Despite some limitations in what you can see, and the fact that it is only open during daylight hours, I think the new public viewing area is a wonderful facility for anyone remotely interested in watching planes take off and land from close range. Perth Airport has done a magnificent job recognising the demand for such a viewing place, and deserve to be congratulated for building it.
The site can be reached in either of two ways: driving along Brearley Ave towards the domestic terminals and turning right into Dunreath Drive at the first roundabout, or else driving along Horrie Miller Drive towards the international terminal and turning left into Dunreath Drive at the second roundabout.
It may not fit the "roads less travelled" theme of this website, but I felt compelled to include it. Watching big aircraft landing or going up can stir the spirit of any traveller, and Perth now has a great location to experience this.
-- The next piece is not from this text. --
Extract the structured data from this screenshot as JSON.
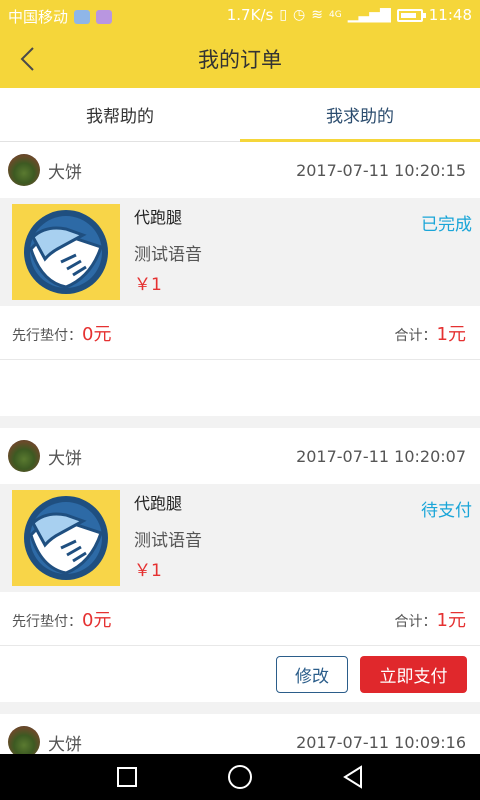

Perth Airport public viewing area - about the viewing area, on the Perth Airport website
Flight search - a live updated list of today's arrivals or departures for all airlines except Qantas and Jetstar
International flight schedules - lists of all scheduled international arrivals and departures for the month, useful because it displays aircraft types
Latest weather observations for the Perth area - shows current wind directions at various sites around Perth, including the airport.
The public viewing area is indicated by the brown and white aircraft symbol to the left of the main runway (bottom end).
Map, controls and symbol may take a little while to finish loading